may 20

I am slightly embarrassed about the backwards "s" in the tree name, but that is what happens when I overthink things and go too slow! Stitching letters is a slower process than other work I do.

I rode a dressage test in a schooling show today. Kaboose did well, I did well, I laughed with pleasure as we turned up the center line for the final halt. The scores weren't what I'd hoped, but it was better than 50%. Anything over 50% and you get ice cream to celebrate. Anything under 50% and you get ice cream to console yourself. Riding in shows requires a surprising amount of rewards.

A friend and I agreed we'd try to tie eachother's scores, at 62.5% We both thought it was great that we were within a point of eachother, at 58.9 (her) and 59.3 (me). I told her she didn't have to go off course next time, and I'd take the lower score.

We think we're funny…

catalpa leaf

may 19

Alice's party was today: five extra girls, we took them to the airport and flew in little planes, and then came home and played games all afternoon. It was lovely.

This is a leaf from the catalpa tree around the corner.

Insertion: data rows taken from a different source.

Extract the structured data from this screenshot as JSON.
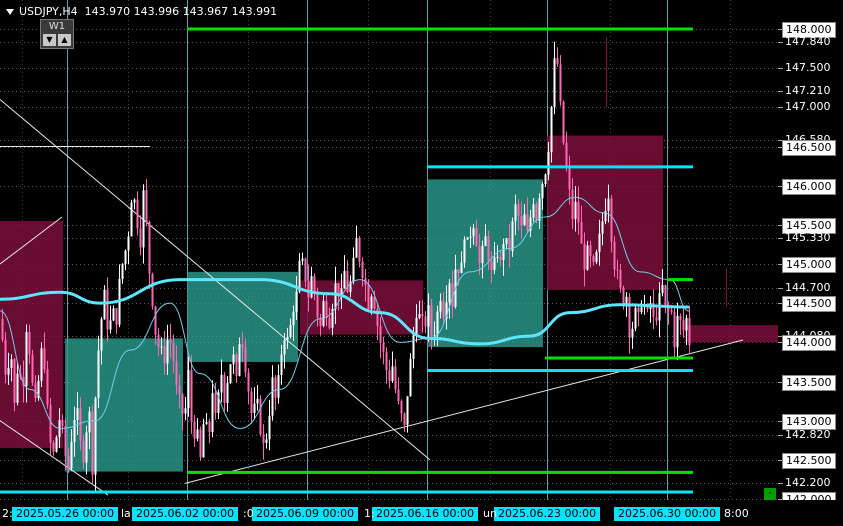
{
  "header": {
    "symbol": "USDJPY,H4",
    "ohlc": "143.970 143.996 143.967 143.991",
    "timeframe": "W1",
    "btn_down": "▼",
    "btn_up": "▲"
  },
  "price_axis": {
    "labels": [
      "148.000",
      "147.840",
      "147.500",
      "147.210",
      "147.000",
      "146.580",
      "146.500",
      "146.000",
      "145.500",
      "145.330",
      "145.000",
      "144.700",
      "144.500",
      "144.080",
      "144.000",
      "143.500",
      "143.000",
      "142.820",
      "142.500",
      "142.200",
      "142.000"
    ],
    "current": "144.000"
  },
  "time_axis": {
    "labels": [
      "2025.05.26 00:00",
      "2025.06.02 00:00",
      "2025.06.09 00:00",
      "2025.06.16 00:00",
      "2025.06.23 00:00",
      "2025.06.30 00:00"
    ],
    "fragments": [
      "2:",
      "la",
      ":0",
      "1:",
      "un",
      "8:00"
    ]
  },
  "corner_button": "-",
  "colors": {
    "bull": "#ffffff",
    "bear": "#ff69b4",
    "green_level": "#00e000",
    "cyan_level": "#00e5ff",
    "zone_teal": "#2a9d8f",
    "zone_maroon": "#7a0f3a",
    "ma_slow": "#5ee6ff",
    "ma_fast": "#6ecfe8",
    "week_sep": "#7fd9e6"
  },
  "chart_data": {
    "type": "candlestick",
    "instrument": "USDJPY",
    "timeframe": "H4",
    "ylim": [
      141.95,
      148.2
    ],
    "grid": true,
    "last_ohlc": {
      "open": 143.97,
      "high": 143.996,
      "low": 143.967,
      "close": 143.991
    },
    "weeks": [
      "2025.05.26",
      "2025.06.02",
      "2025.06.09",
      "2025.06.16",
      "2025.06.23",
      "2025.06.30"
    ],
    "close_path": [
      [
        0,
        144.3
      ],
      [
        3,
        143.9
      ],
      [
        6,
        143.5
      ],
      [
        10,
        144.0
      ],
      [
        14,
        143.2
      ],
      [
        18,
        143.8
      ],
      [
        22,
        143.3
      ],
      [
        26,
        144.2
      ],
      [
        30,
        143.8
      ],
      [
        34,
        143.1
      ],
      [
        38,
        143.5
      ],
      [
        42,
        144.0
      ],
      [
        45,
        143.6
      ],
      [
        48,
        142.9
      ],
      [
        52,
        142.5
      ],
      [
        56,
        142.8
      ],
      [
        60,
        143.1
      ],
      [
        64,
        142.6
      ],
      [
        68,
        142.4
      ],
      [
        72,
        142.9
      ],
      [
        76,
        143.2
      ],
      [
        80,
        142.7
      ],
      [
        84,
        142.5
      ],
      [
        88,
        143.3
      ],
      [
        92,
        142.4
      ],
      [
        96,
        143.6
      ],
      [
        100,
        144.2
      ],
      [
        104,
        144.6
      ],
      [
        108,
        144.1
      ],
      [
        112,
        144.4
      ],
      [
        116,
        144.3
      ],
      [
        120,
        144.9
      ],
      [
        124,
        145.1
      ],
      [
        128,
        145.4
      ],
      [
        132,
        146.0
      ],
      [
        136,
        145.6
      ],
      [
        140,
        145.3
      ],
      [
        144,
        146.1
      ],
      [
        146,
        145.5
      ],
      [
        148,
        145.0
      ],
      [
        150,
        144.8
      ],
      [
        153,
        144.4
      ],
      [
        156,
        144.0
      ],
      [
        160,
        143.9
      ],
      [
        164,
        143.8
      ],
      [
        168,
        144.1
      ],
      [
        172,
        143.9
      ],
      [
        176,
        143.4
      ],
      [
        180,
        143.2
      ],
      [
        184,
        143.0
      ],
      [
        188,
        143.6
      ],
      [
        192,
        142.8
      ],
      [
        196,
        142.9
      ],
      [
        200,
        142.5
      ],
      [
        204,
        143.1
      ],
      [
        208,
        142.7
      ],
      [
        212,
        143.4
      ],
      [
        216,
        142.9
      ],
      [
        220,
        143.7
      ],
      [
        224,
        143.3
      ],
      [
        228,
        143.6
      ],
      [
        232,
        143.9
      ],
      [
        236,
        143.5
      ],
      [
        240,
        144.2
      ],
      [
        244,
        143.8
      ],
      [
        248,
        143.4
      ],
      [
        252,
        143.0
      ],
      [
        256,
        143.3
      ],
      [
        260,
        142.9
      ],
      [
        264,
        142.6
      ],
      [
        268,
        143.0
      ],
      [
        272,
        143.5
      ],
      [
        276,
        143.2
      ],
      [
        280,
        143.8
      ],
      [
        284,
        144.1
      ],
      [
        288,
        144.0
      ],
      [
        292,
        144.4
      ],
      [
        296,
        144.6
      ],
      [
        300,
        145.1
      ],
      [
        304,
        144.9
      ],
      [
        308,
        144.6
      ],
      [
        312,
        144.9
      ],
      [
        316,
        144.4
      ],
      [
        320,
        144.2
      ],
      [
        324,
        144.6
      ],
      [
        328,
        144.2
      ],
      [
        332,
        144.5
      ],
      [
        336,
        144.8
      ],
      [
        340,
        144.5
      ],
      [
        344,
        144.9
      ],
      [
        348,
        144.6
      ],
      [
        352,
        144.9
      ],
      [
        356,
        145.3
      ],
      [
        360,
        145.0
      ],
      [
        364,
        144.8
      ],
      [
        368,
        144.5
      ],
      [
        372,
        144.7
      ],
      [
        376,
        144.3
      ],
      [
        380,
        144.0
      ],
      [
        384,
        143.8
      ],
      [
        388,
        143.5
      ],
      [
        392,
        143.7
      ],
      [
        396,
        143.3
      ],
      [
        400,
        143.1
      ],
      [
        404,
        142.9
      ],
      [
        408,
        143.5
      ],
      [
        412,
        144.0
      ],
      [
        416,
        144.4
      ],
      [
        420,
        144.3
      ],
      [
        424,
        144.2
      ],
      [
        428,
        144.4
      ],
      [
        432,
        144.0
      ],
      [
        436,
        144.3
      ],
      [
        440,
        144.6
      ],
      [
        444,
        144.3
      ],
      [
        448,
        144.9
      ],
      [
        452,
        144.5
      ],
      [
        456,
        145.1
      ],
      [
        460,
        144.8
      ],
      [
        464,
        145.4
      ],
      [
        468,
        145.2
      ],
      [
        472,
        145.6
      ],
      [
        476,
        145.3
      ],
      [
        480,
        144.9
      ],
      [
        484,
        145.4
      ],
      [
        488,
        145.1
      ],
      [
        492,
        144.8
      ],
      [
        496,
        145.2
      ],
      [
        500,
        145.0
      ],
      [
        504,
        145.4
      ],
      [
        508,
        145.1
      ],
      [
        512,
        145.5
      ],
      [
        516,
        145.8
      ],
      [
        520,
        145.4
      ],
      [
        524,
        145.6
      ],
      [
        528,
        145.3
      ],
      [
        532,
        145.9
      ],
      [
        536,
        145.6
      ],
      [
        540,
        146.0
      ],
      [
        544,
        146.1
      ],
      [
        548,
        146.5
      ],
      [
        551,
        147.0
      ],
      [
        553,
        147.5
      ],
      [
        556,
        147.7
      ],
      [
        558,
        147.4
      ],
      [
        560,
        147.0
      ],
      [
        562,
        146.6
      ],
      [
        564,
        146.5
      ],
      [
        566,
        146.2
      ],
      [
        568,
        146.0
      ],
      [
        572,
        145.6
      ],
      [
        576,
        145.8
      ],
      [
        580,
        145.3
      ],
      [
        584,
        145.0
      ],
      [
        588,
        145.2
      ],
      [
        592,
        144.9
      ],
      [
        596,
        145.1
      ],
      [
        600,
        145.4
      ],
      [
        604,
        145.7
      ],
      [
        608,
        145.9
      ],
      [
        610,
        145.5
      ],
      [
        614,
        145.0
      ],
      [
        618,
        144.8
      ],
      [
        622,
        144.5
      ],
      [
        626,
        144.6
      ],
      [
        630,
        144.0
      ],
      [
        634,
        144.4
      ],
      [
        638,
        144.3
      ],
      [
        642,
        144.6
      ],
      [
        646,
        144.3
      ],
      [
        650,
        144.5
      ],
      [
        654,
        144.2
      ],
      [
        658,
        144.5
      ],
      [
        662,
        144.7
      ],
      [
        666,
        144.3
      ],
      [
        670,
        144.5
      ],
      [
        674,
        144.0
      ],
      [
        678,
        144.4
      ],
      [
        682,
        144.1
      ],
      [
        686,
        144.3
      ],
      [
        689,
        144.0
      ]
    ],
    "ma_slow": [
      [
        0,
        144.55
      ],
      [
        60,
        144.64
      ],
      [
        100,
        144.5
      ],
      [
        180,
        144.8
      ],
      [
        260,
        144.8
      ],
      [
        330,
        144.62
      ],
      [
        380,
        144.38
      ],
      [
        430,
        144.05
      ],
      [
        480,
        143.98
      ],
      [
        530,
        144.08
      ],
      [
        570,
        144.38
      ],
      [
        620,
        144.48
      ],
      [
        689,
        144.45
      ]
    ],
    "ma_fast": [
      [
        0,
        144.4
      ],
      [
        30,
        143.4
      ],
      [
        60,
        142.9
      ],
      [
        95,
        143.0
      ],
      [
        130,
        143.9
      ],
      [
        170,
        144.5
      ],
      [
        200,
        143.6
      ],
      [
        240,
        142.9
      ],
      [
        280,
        143.4
      ],
      [
        320,
        144.3
      ],
      [
        360,
        144.8
      ],
      [
        400,
        144.0
      ],
      [
        430,
        144.05
      ],
      [
        470,
        144.9
      ],
      [
        510,
        145.2
      ],
      [
        545,
        145.6
      ],
      [
        575,
        145.85
      ],
      [
        605,
        145.65
      ],
      [
        640,
        144.9
      ],
      [
        670,
        144.8
      ],
      [
        689,
        144.4
      ]
    ],
    "zones": [
      {
        "x0": 0,
        "x1": 63,
        "top": 145.55,
        "bottom": 142.65,
        "color": "maroon"
      },
      {
        "x0": 65,
        "x1": 183,
        "top": 144.05,
        "bottom": 142.35,
        "color": "teal"
      },
      {
        "x0": 187,
        "x1": 298,
        "top": 144.9,
        "bottom": 143.75,
        "color": "teal"
      },
      {
        "x0": 300,
        "x1": 423,
        "top": 144.79,
        "bottom": 144.1,
        "color": "maroon"
      },
      {
        "x0": 427,
        "x1": 543,
        "top": 146.08,
        "bottom": 143.94,
        "color": "teal"
      },
      {
        "x0": 547,
        "x1": 663,
        "top": 146.64,
        "bottom": 144.67,
        "color": "maroon"
      },
      {
        "x0": 685,
        "x1": 778,
        "top": 144.22,
        "bottom": 144.0,
        "color": "maroon"
      }
    ],
    "levels": [
      {
        "x0": 187,
        "x1": 693,
        "price": 148.0,
        "color": "green"
      },
      {
        "x0": 187,
        "x1": 693,
        "price": 142.34,
        "color": "green"
      },
      {
        "x0": 0,
        "x1": 693,
        "price": 142.09,
        "color": "cyan"
      },
      {
        "x0": 427,
        "x1": 693,
        "price": 146.24,
        "color": "cyan"
      },
      {
        "x0": 427,
        "x1": 693,
        "price": 143.64,
        "color": "cyan"
      },
      {
        "x0": 545,
        "x1": 693,
        "price": 143.8,
        "color": "green"
      },
      {
        "x0": 667,
        "x1": 693,
        "price": 144.8,
        "color": "green"
      }
    ],
    "trendlines": [
      {
        "x0": 185,
        "y0": 142.2,
        "x1": 743,
        "y1": 144.03
      },
      {
        "x0": 0,
        "y0": 143.0,
        "x1": 108,
        "y1": 142.05
      },
      {
        "x0": 0,
        "y0": 147.1,
        "x1": 430,
        "y1": 142.5
      },
      {
        "x0": 0,
        "y0": 145.0,
        "x1": 62,
        "y1": 145.6
      },
      {
        "x0": 0,
        "y0": 146.5,
        "x1": 150,
        "y1": 146.5
      }
    ]
  }
}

I always forget that I get better results from simpler materials. This is purple Crayola fabric crayon, available anywhere. I also like the Pentel dye crayons, softer and squishier than the Crayola fabric crayons. The paint sticks smell nice, and are beautifully smooth, but they don't work for me the way I expect.

ginkgo for memory

may 18

I love the texture of ginkgo leaves – the way the veins are long and hardly branch, the way it looks very basic and very old. I emulated the texture entirely with thread, using very long stitches. While I am delighted with this side, I think I like the back even better. Which tells me that I shouldn't have used the variegated thread when I wanted the thread texture to carry the piece.

Here's the back:

may 18 back

You can see how the energy of the thread is more visible without the varied color to distract the eye.

I also had a minor epiphany this morning. I wanted different greens than I had in either of a pair of  variegated green threads. One was too dark, with black that I didn't need. The other had a grass green in it that was not at all what I had in mind for pine trees. Alice was home today, keeping me company, sorting the markers into rainbow order when I borrowed two dark greens and started coloring the spool of thread. It worked beautifully!! The marker subdued the bright green and gave more depth and texture to the middle colors. It only soaked into the top layer on the spool, so once I've used that up I have the original color back.

It makes me wonder if I should just start with white thread and color it as I go… Except I like all the threads I have. So probably not.